Although it is possible that the Respondent could have subsequently come to learn of the Complainant (and its associate company) and their use of the ONEWORLD mark after he had registered the disputed domain name, he has never claimed this nor provided any evidence of it nor does it seem plausible to this Panel.
Further, it is clear that the Respondent sought a consideration from the Complainant's associate company oneworld Management Company Limited that was in excess of documented out-of-pocket costs directly related to the disputed domain name.

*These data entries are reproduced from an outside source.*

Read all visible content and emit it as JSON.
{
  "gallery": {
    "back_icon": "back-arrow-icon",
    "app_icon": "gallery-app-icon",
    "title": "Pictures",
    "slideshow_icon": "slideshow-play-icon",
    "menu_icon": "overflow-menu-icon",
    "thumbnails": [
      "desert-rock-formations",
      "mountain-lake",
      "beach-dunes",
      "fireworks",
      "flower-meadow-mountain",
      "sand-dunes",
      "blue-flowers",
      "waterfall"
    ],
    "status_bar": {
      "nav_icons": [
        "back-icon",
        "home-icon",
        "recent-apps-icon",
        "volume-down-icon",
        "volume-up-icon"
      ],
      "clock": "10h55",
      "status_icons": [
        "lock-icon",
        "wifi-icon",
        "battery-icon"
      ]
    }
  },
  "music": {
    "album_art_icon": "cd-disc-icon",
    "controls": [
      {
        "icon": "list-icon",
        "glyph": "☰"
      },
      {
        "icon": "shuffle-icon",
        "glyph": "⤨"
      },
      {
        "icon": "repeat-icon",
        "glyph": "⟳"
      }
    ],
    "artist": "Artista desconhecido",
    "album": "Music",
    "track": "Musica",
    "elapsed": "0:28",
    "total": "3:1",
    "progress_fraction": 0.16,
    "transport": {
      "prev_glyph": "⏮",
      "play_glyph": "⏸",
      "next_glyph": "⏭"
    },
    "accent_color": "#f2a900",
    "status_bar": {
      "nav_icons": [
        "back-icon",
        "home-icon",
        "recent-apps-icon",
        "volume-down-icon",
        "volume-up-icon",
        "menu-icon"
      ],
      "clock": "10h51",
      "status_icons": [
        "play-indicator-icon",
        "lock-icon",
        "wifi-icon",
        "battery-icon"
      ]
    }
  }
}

In his first letter he wanted either a consulting contract (i.e. ongoing remuneration or sale “on a commercial basis”). The latter offer was hastily amended by the Respondent on November 1, 2009 after he received a cease and desist letter from the Complainant's attorneys dated October 27, 2009. This was too late.
The Panel does not accept the Respondent's submission that his offer was simply “an amiable proposal in good faith”.
(b) Policy paragraph 4(b)(iv)
The Panel also finds that by using the disputed domain name, the Respondent intentionally attempted to attract for commercial gain Internet users to his website by creating a likelihood of confusion with the Complainant's mark as to source, sponsorship, affiliation, or endorsement of the website or location or of a product or service on the website or location.
The Panel agrees with the Complainant's counsel that the work in progress demonstration website put up by the Respondent was in fact designed to attract the public to it by creating the appearance of an association with the Complainant. This in turn would give the disputed domain name the credibility needed to make it appealing to the Complainant and therefore to encourage a sale.
The fact of such likely traveller confusion is confirmed in the Respondent's own letter of April 10, 2009 to oneworld Management Company Limited when pitching for a sale:
“However even without web tactics/promotion the portal has a number one ranking with both Google and Yahoo. I have also received many enquiries from prospective travellers. (see attached ranking prints outs)”
Many of those travellers would have thought that the website was associated with the Complainant and its member airlines.
For all the foregoing reasons, the Panel decides that:
(a) The disputed domain name is confusingly similar to the trademark ONEWORLD in which the Complainant has rights through its U.S. trademark registrations and through use;
(b) The Respondent has no rights or legitimate interests in the disputed domain name;
(c) The disputed domain name was registered and is being used in bad faith.
Accordingly, pursuant to paragraph 4(i) of the Policy, the Panel orders that the disputed domain name <oneworldexplorer.com> be transferred to the Complainant.
Andrew Brown QC
Dated: March 11, 2010
1 See, WIPO Overview of WIPO Panel Views on Selected UDRP Questions, section 1.4: “1.4 Does the complainant have UDRP-relevant trademark rights in a mark that was registered, or in which the complainant acquired unregistered rights, after the disputed domain name was registered?” The consensus view being that the registration of a domain name before a complainant acquires trademark rights in a name does not prevent a finding of identity or confusing similarity under the first prong of the UDRP.